Yossi, what was your reaction to Daniel being cast as you?
YG: “I was like, ‘Wow! No way.’ He is so charming, polite, and dedicated. He has definitely broken the spell of Harry Potter. No one thinks Harry Potter when they see this movie.”
Feel pressure to do an impression of Yossi?
DR: “I very early on said, ‘I am not an impressionist. I won’t be doing a perfect Yossi Ghinsberg in this movie.’ I think it’s about capturing the tone. There are many moments in the film that we had to pull back from the actual events. Because there’s something about sitting in a cinema and looking at a screen where you become suspicious of real-life stories. There’s a scene where I cut the worm out of my head. But in reality he actually cut 20. We realized that an audience couldn’t be subjected to 20 worms being cut out of his body, because an audience would quickly become desensitized to it. They might have each questioned if it was true.”
Have you ever gone travelling?
DR: “No, not really. It’s one of those things that I have always wanted. I am obviously really lucky because I get to travel for work a lot. My holiday is always get back to England or New York and hang out with friends. I feel like I have missed out on that gap year thing, and going around south east Asia. I just have to hope that I get a film job that takes me out there.”
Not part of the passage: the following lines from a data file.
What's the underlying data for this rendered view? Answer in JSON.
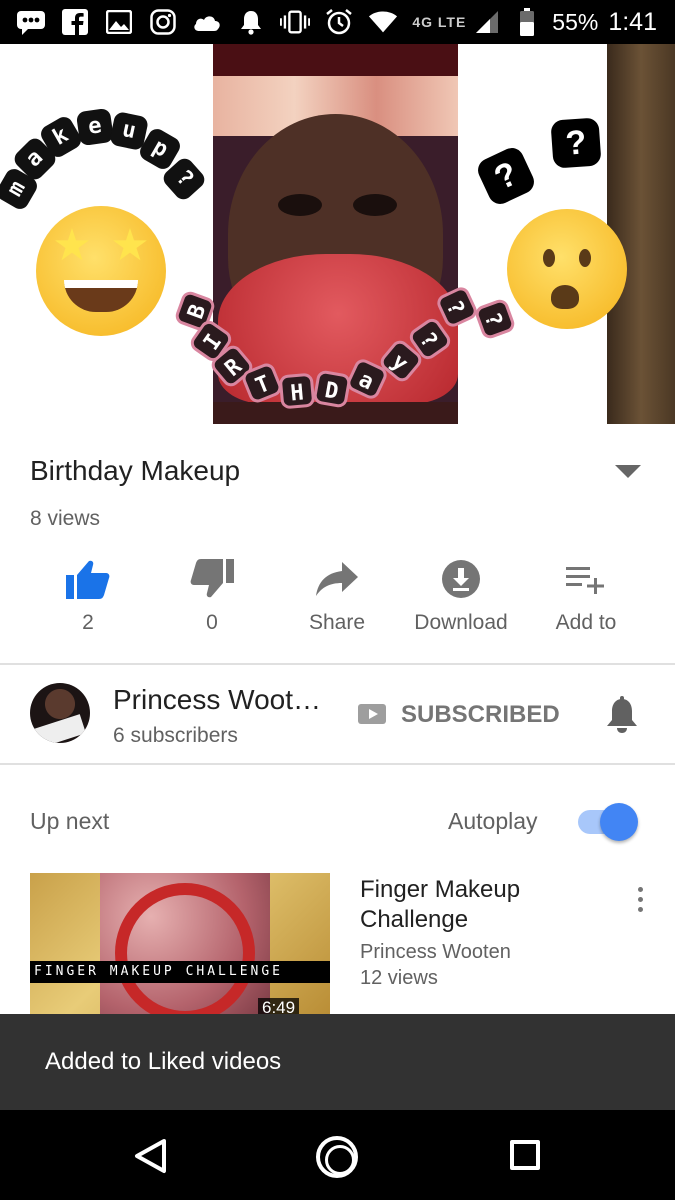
{
  "status_bar": {
    "network": "4G LTE",
    "battery": "55%",
    "time": "1:41",
    "icons": [
      "messages-icon",
      "facebook-icon",
      "gallery-icon",
      "instagram-icon",
      "cloud-icon",
      "notification-bell-icon",
      "vibrate-icon",
      "alarm-icon",
      "wifi-icon",
      "signal-icon",
      "battery-icon"
    ]
  },
  "video": {
    "overlay_text_top": "makeup",
    "overlay_text_bottom": "birthday",
    "question_marks": [
      "?",
      "?",
      "?",
      "?"
    ]
  },
  "video_info": {
    "title": "Birthday Makeup",
    "views": "8 views"
  },
  "actions": [
    {
      "id": "like",
      "label": "2",
      "icon": "thumbs-up-icon",
      "active": true
    },
    {
      "id": "dislike",
      "label": "0",
      "icon": "thumbs-down-icon"
    },
    {
      "id": "share",
      "label": "Share",
      "icon": "share-icon"
    },
    {
      "id": "download",
      "label": "Download",
      "icon": "download-icon"
    },
    {
      "id": "add_to",
      "label": "Add to",
      "icon": "add-to-playlist-icon"
    }
  ],
  "channel": {
    "name": "Princess Woot…",
    "subscribers": "6 subscribers",
    "subscribe_label": "SUBSCRIBED"
  },
  "up_next": {
    "label": "Up next",
    "autoplay_label": "Autoplay",
    "autoplay_on": true,
    "item": {
      "title": "Finger Makeup Challenge",
      "channel": "Princess Wooten",
      "views": "12 views",
      "duration": "6:49",
      "thumb_text": "FINGER MAKEUP CHALLENGE"
    }
  },
  "snackbar": {
    "text": "Added to Liked videos"
  },
  "colors": {
    "accent_blue": "#1a73e8",
    "toggle_blue": "#4285f4",
    "snackbar_bg": "#323232"
  }
}
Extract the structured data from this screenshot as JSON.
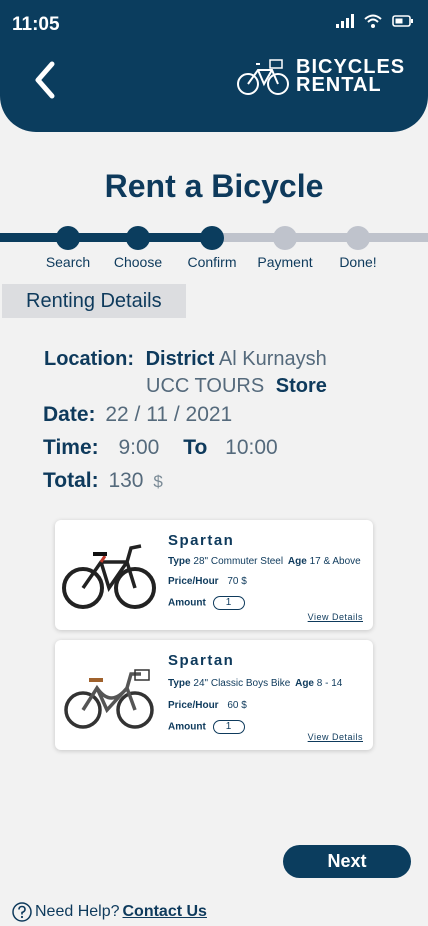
{
  "status_bar": {
    "time": "11:05"
  },
  "header": {
    "logo_line1": "BICYCLES",
    "logo_line2": "RENTAL"
  },
  "page": {
    "title": "Rent a Bicycle"
  },
  "stepper": {
    "steps": [
      {
        "label": "Search",
        "state": "done"
      },
      {
        "label": "Choose",
        "state": "done"
      },
      {
        "label": "Confirm",
        "state": "done"
      },
      {
        "label": "Payment",
        "state": "todo"
      },
      {
        "label": "Done!",
        "state": "todo"
      }
    ]
  },
  "details": {
    "section_title": "Renting Details",
    "location_label": "Location:",
    "location_district_label": "District",
    "location_district_value": "Al Kurnaysh",
    "location_store_value": "UCC TOURS",
    "location_store_label": "Store",
    "date_label": "Date:",
    "date_value": "22 / 11 / 2021",
    "time_label": "Time:",
    "time_from": "9:00",
    "time_to_label": "To",
    "time_to": "10:00",
    "total_label": "Total:",
    "total_value": "130",
    "currency": "$"
  },
  "bikes": [
    {
      "name": "Spartan",
      "type_label": "Type",
      "type_value": "28\" Commuter Steel",
      "age_label": "Age",
      "age_value": "17 & Above",
      "price_label": "Price/Hour",
      "price_value": "70",
      "currency": "$",
      "amount_label": "Amount",
      "amount_value": "1",
      "view_details": "View Details"
    },
    {
      "name": "Spartan",
      "type_label": "Type",
      "type_value": "24\" Classic Boys Bike",
      "age_label": "Age",
      "age_value": "8 - 14",
      "price_label": "Price/Hour",
      "price_value": "60",
      "currency": "$",
      "amount_label": "Amount",
      "amount_value": "1",
      "view_details": "View Details"
    }
  ],
  "actions": {
    "next_label": "Next"
  },
  "help": {
    "text": "Need Help?",
    "link": "Contact Us"
  },
  "colors": {
    "primary": "#0b3d5e",
    "inactive": "#bfc3cc",
    "background": "#f2f2f2"
  }
}
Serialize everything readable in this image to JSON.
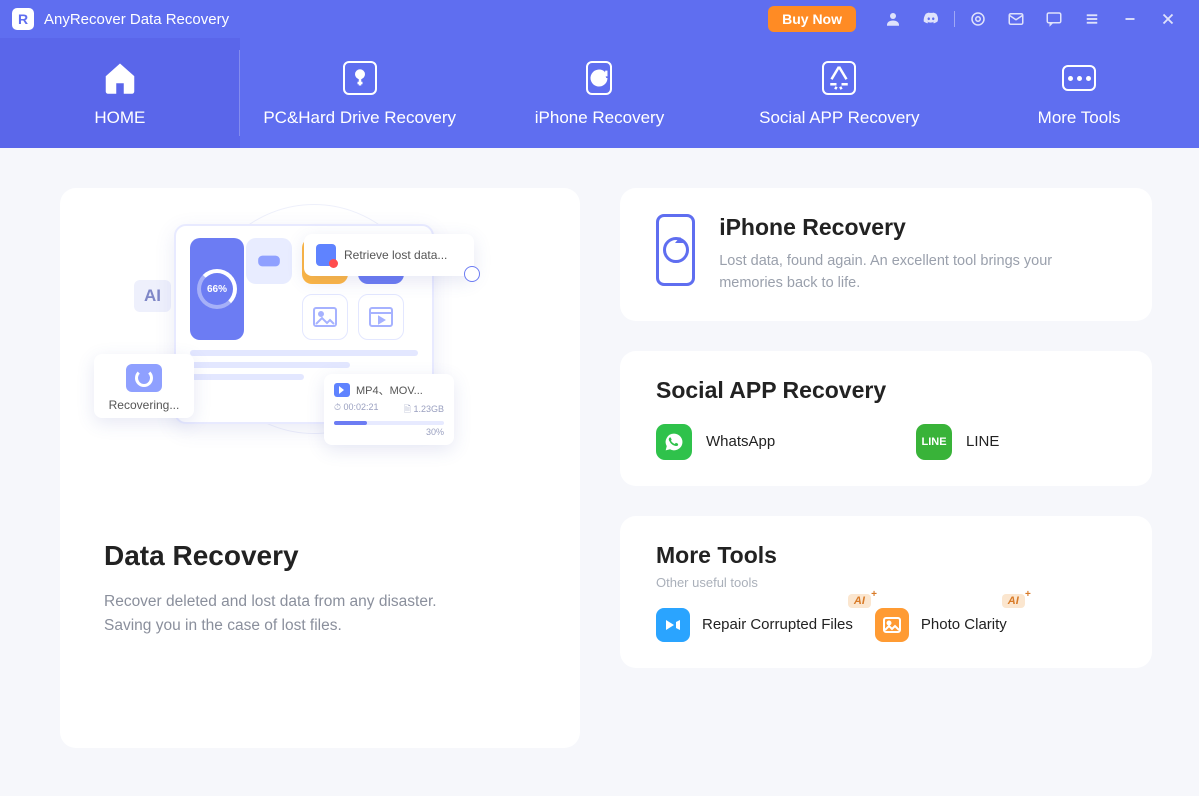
{
  "titlebar": {
    "logo_letter": "R",
    "title": "AnyRecover Data Recovery",
    "buy_label": "Buy Now"
  },
  "nav": {
    "home": "HOME",
    "pc": "PC&Hard Drive Recovery",
    "iphone": "iPhone Recovery",
    "social": "Social APP Recovery",
    "more": "More Tools"
  },
  "hero": {
    "title": "Data Recovery",
    "desc": "Recover deleted and lost data from any disaster. Saving you in the case of lost files.",
    "ai_badge": "AI",
    "gauge_pct": "66%",
    "pop_retrieve": "Retrieve lost data...",
    "pop_recovering": "Recovering...",
    "pop_video_name": "MP4、MOV...",
    "pop_video_time": "00:02:21",
    "pop_video_size": "1.23GB",
    "pop_video_pct": "30%"
  },
  "iphone_card": {
    "title": "iPhone Recovery",
    "desc": "Lost data, found again. An excellent tool brings your memories back to life."
  },
  "social_card": {
    "title": "Social APP Recovery",
    "whatsapp": "WhatsApp",
    "line": "LINE",
    "line_icon_text": "LINE"
  },
  "tools_card": {
    "title": "More Tools",
    "sub": "Other useful tools",
    "repair": "Repair Corrupted Files",
    "clarity": "Photo Clarity",
    "ai_badge": "AI"
  }
}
Would you ever pick a role based on where it is shot?
DR: “Not particularly. I read a piece of trivia the other day that the reason Jon Voight did ‘Anaconda’ was that he wanted to go to Brazil and they convinced him by flying his mother out there, too. It’s a nice bonus, but I would never go, ‘I get to film in Hawaii for three weeks, but the script is sh**.’ But if it is a good script and I’ll get to film in a cool place that’s something that’s an attraction as well, yeah.”
Yossi, what is it like to finally see your story on the big-screen?
YG: “I was in awe of the movie on the big screen and it was certainly emotional. On a personal level it is amazing, and people are engaged. They take something away from that. It provides a period of introspection. People think of their own lives and issues. That was the biggest aspiration I had. It is a dream come true. I gave the story to the world a long time ago. I’ve been looking to give it to more people, and now with the movie coming out we can hopefully find the biggest audience yet.”
“Jungle” will be in theaters and On Demand / Digital HD on Friday, Oct 20.